— Problem statement —
Leaving out the images, please output every entry exactly as it appears.
■ ■ ■ ■ ■
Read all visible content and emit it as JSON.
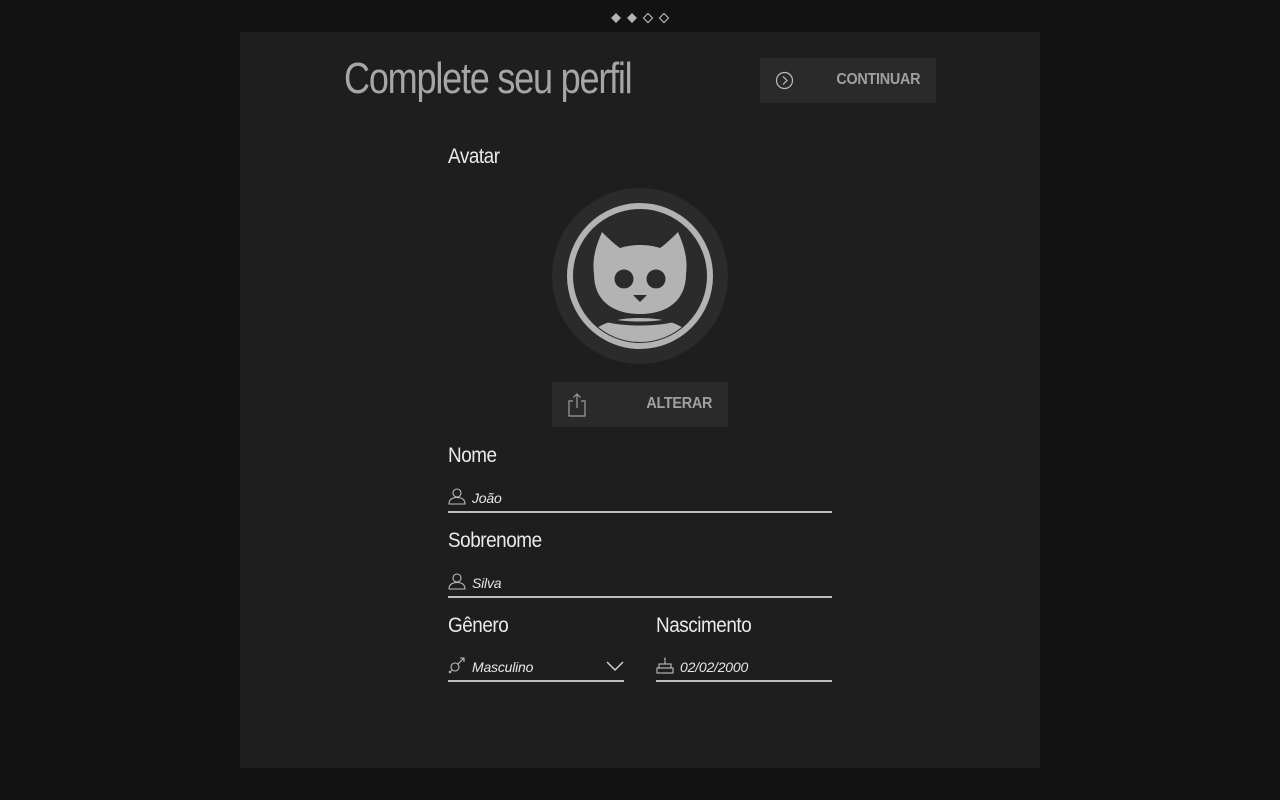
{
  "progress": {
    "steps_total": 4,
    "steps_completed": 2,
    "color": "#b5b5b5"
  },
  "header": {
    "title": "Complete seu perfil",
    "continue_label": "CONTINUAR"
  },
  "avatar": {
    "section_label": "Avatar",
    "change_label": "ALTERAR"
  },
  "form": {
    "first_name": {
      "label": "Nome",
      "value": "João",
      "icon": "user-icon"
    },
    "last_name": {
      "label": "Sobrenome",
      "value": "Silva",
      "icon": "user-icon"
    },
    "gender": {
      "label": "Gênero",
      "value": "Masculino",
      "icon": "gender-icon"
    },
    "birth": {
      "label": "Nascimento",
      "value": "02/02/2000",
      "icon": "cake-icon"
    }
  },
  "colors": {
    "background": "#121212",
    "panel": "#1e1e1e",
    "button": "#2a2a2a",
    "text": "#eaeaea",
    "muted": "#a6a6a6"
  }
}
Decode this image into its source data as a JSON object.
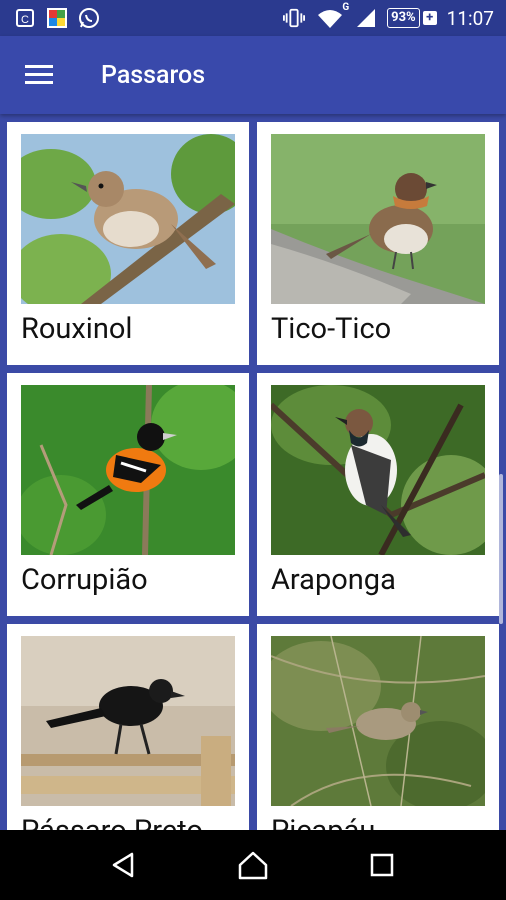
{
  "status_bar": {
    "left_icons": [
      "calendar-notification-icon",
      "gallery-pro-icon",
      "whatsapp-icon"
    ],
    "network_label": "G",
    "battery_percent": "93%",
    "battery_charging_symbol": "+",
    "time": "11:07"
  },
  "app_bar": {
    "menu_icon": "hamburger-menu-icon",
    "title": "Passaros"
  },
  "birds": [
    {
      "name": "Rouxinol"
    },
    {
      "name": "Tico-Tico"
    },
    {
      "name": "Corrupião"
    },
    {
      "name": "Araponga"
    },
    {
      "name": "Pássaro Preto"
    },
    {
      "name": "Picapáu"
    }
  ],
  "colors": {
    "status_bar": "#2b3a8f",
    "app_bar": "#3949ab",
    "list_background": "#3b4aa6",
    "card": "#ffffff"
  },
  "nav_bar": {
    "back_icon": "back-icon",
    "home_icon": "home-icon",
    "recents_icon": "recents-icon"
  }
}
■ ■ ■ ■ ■
— Reply —
Read all visible content and emit it as JSON.
{
  "progress": {
    "steps_total": 4,
    "steps_completed": 2,
    "color": "#b5b5b5"
  },
  "header": {
    "title": "Complete seu perfil",
    "continue_label": "CONTINUAR"
  },
  "avatar": {
    "section_label": "Avatar",
    "change_label": "ALTERAR"
  },
  "form": {
    "first_name": {
      "label": "Nome",
      "value": "João",
      "icon": "user-icon"
    },
    "last_name": {
      "label": "Sobrenome",
      "value": "Silva",
      "icon": "user-icon"
    },
    "gender": {
      "label": "Gênero",
      "value": "Masculino",
      "icon": "gender-icon"
    },
    "birth": {
      "label": "Nascimento",
      "value": "02/02/2000",
      "icon": "cake-icon"
    }
  },
  "colors": {
    "background": "#121212",
    "panel": "#1e1e1e",
    "button": "#2a2a2a",
    "text": "#eaeaea",
    "muted": "#a6a6a6"
  }
}
Decode this image into its source data as a JSON object.
{
  "status_bar": {
    "left_icons": [
      "calendar-notification-icon",
      "gallery-pro-icon",
      "whatsapp-icon"
    ],
    "network_label": "G",
    "battery_percent": "93%",
    "battery_charging_symbol": "+",
    "time": "11:07"
  },
  "app_bar": {
    "menu_icon": "hamburger-menu-icon",
    "title": "Passaros"
  },
  "birds": [
    {
      "name": "Rouxinol"
    },
    {
      "name": "Tico-Tico"
    },
    {
      "name": "Corrupião"
    },
    {
      "name": "Araponga"
    },
    {
      "name": "Pássaro Preto"
    },
    {
      "name": "Picapáu"
    }
  ],
  "colors": {
    "status_bar": "#2b3a8f",
    "app_bar": "#3949ab",
    "list_background": "#3b4aa6",
    "card": "#ffffff"
  },
  "nav_bar": {
    "back_icon": "back-icon",
    "home_icon": "home-icon",
    "recents_icon": "recents-icon"
  }
}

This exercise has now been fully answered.